“We got started in our cleanup campaign because we saw pollution as a nuisance, as something depressing to the housewife. At first we saw it as dirt, not as a health hazard.
“Pollution was tiring for the housewife. It took energy to continuously wash and rewash clothes and sheets.”
Mrs. Fermi and her group which [numbered anywhere from 7-25], spent little time picketing or demonstrating, but drove to the heart of the issue — forcing violators to stop polluting.
“At one time we had 200 volunteers who were observing chimneys all over the neighborhood and spotting violations,” Mrs. Fermi said. “We prepared our own violation form. We gave it to the volunteers, who filled it out and sent it back to us. We sent it to the air pollution department, who took action.”
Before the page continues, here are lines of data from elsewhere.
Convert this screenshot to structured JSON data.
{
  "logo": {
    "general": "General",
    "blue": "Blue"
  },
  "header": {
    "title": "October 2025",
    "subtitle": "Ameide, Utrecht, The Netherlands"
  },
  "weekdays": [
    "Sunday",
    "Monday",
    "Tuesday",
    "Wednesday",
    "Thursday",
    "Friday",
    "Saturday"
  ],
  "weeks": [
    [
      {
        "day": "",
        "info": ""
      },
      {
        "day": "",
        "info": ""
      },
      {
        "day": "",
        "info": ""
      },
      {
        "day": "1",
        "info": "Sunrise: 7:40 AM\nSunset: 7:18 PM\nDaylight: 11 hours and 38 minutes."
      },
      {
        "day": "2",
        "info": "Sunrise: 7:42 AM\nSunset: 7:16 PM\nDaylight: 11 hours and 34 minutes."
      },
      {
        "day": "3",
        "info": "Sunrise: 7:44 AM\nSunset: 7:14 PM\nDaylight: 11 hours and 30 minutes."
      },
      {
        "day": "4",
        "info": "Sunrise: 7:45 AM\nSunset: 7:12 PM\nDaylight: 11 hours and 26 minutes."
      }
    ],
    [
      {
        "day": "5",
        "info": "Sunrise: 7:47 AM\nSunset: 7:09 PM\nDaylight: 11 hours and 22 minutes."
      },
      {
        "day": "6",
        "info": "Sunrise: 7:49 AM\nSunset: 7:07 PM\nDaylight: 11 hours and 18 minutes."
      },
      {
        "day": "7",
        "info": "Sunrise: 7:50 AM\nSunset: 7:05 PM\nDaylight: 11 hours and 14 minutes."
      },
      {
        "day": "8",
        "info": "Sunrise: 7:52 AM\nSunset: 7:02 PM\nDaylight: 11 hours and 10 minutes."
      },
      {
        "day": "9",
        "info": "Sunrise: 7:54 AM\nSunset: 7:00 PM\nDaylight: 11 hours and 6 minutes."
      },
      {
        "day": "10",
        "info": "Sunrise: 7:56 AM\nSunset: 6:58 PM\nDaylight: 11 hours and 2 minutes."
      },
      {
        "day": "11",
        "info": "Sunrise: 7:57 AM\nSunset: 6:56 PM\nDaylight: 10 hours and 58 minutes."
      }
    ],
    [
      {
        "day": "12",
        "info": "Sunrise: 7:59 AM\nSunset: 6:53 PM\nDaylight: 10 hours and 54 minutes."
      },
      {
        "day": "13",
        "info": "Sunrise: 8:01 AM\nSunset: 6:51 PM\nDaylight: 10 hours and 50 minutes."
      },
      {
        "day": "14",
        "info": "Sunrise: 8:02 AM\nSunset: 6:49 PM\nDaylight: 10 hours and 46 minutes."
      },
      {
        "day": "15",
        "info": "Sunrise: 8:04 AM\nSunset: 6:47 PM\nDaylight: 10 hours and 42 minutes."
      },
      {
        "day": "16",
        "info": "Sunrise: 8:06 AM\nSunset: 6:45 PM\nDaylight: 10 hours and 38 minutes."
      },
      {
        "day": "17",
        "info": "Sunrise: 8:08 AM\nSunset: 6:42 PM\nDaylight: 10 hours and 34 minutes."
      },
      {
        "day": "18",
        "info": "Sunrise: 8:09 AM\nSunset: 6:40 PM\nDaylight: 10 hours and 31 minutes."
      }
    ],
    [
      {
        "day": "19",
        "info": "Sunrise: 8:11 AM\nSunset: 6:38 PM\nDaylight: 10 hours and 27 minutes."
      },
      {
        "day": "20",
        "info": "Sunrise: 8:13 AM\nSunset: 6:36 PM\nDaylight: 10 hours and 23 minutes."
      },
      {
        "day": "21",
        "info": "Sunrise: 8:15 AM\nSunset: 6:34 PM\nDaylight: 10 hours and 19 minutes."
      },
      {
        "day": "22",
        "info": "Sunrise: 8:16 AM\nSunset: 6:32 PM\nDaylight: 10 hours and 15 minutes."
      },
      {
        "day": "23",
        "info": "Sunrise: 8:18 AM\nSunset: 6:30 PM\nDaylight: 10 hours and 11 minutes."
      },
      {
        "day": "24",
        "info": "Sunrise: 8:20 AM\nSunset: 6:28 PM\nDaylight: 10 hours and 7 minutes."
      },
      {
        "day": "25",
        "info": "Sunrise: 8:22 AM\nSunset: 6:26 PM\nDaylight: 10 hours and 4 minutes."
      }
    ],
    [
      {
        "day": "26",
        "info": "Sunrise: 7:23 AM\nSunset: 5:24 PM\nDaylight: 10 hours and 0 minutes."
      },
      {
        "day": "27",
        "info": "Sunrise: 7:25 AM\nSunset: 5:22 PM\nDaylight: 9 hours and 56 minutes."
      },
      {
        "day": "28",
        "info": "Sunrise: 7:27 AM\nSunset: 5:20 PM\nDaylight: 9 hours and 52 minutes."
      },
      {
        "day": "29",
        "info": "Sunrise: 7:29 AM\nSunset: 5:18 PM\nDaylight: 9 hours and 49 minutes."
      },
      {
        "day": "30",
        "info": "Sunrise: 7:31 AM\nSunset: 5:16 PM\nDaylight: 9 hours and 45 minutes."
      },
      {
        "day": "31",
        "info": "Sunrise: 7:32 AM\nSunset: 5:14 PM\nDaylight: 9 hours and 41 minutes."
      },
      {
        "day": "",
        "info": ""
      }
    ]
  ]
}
Under the organized, continual pressure, the department cited numerous Hyde-Park-Kenwood violators. … “We are sure that quite a number of buildings changed to gas permanently,” Mrs. Fermi said.
Thru the group’s 11 years, its main target has been the University of Chicago, the institution that employed many of the husbands of the pollution committee. The action against the university was not bitter, but the pressure was constant.
The pressure paid off several months ago when the university, which has considerable real estate holdings in the neighborhood, announced that it will convert all its property to gas or oil by 1971.
“I was at a formal party… ,” Mrs. Fermi recalls, “and I went up to … the university vice president, and asked him if he thought our needling had helped in the university’s decision. He said that it had. I got great satisfaction from that.”
Mrs. Fermi described other activities of the adamant women: “We talked to neighborhood groups and real estate agents. We made up lists for building janitors, telling them how to run their furnaces without polluting, and we told people how pollution affected their families…”
In 1962, members of the group gave dramatic testimony before a United States Senate committee that was contemplating grants on pollution. Mrs. Fermi said:
“One of our members testified, bringing with her a dirty handkerchief she had passed over a window shortly after she had washed the window.”
“Senator Edmund Muskie (D., ME) said it was the first time a citizens’ group had testified. We felt we helped Chicago. The city wound up with a one-million dollar pollution grant.”[Today that one-million dollar grant would be seven-million.] ?
Coal Law Repeal Urged
January 6, 1970
MRS. LAURA FERMI, widow of atomic energy pioneer Enrico Fermi, urged a legislative committee to seek the repeal of a state law requiring public buildings to burn Illinois coal. The high sulphur content of Illinois coal is responsible for much of the state’s air pollution, said Mrs. Fermi.
Mrs. Fermi, representing the Cleaner Air Committee of Hyde Park and Kenwood, testified at a hearing by the Illinois House Air Pollution Study Committee in the State of Illinois building, 160. N. La Salle. She noted that the 1937 law forces public buildings to burn Illinois coal, even if the price is up to 10 per cent higher than other coal.
Her plea was echoed by Dr. Bruce Douglas, professor of community health at the University of Illinois college of Medicine, who called Illinois efforts to halt air pollution “lackadaisical”. He noted that Illinois budgeted only $125,923 for air pollution control during the last two years while New Jersey set aside $1,000,000 and New York appropriated $1,800,000.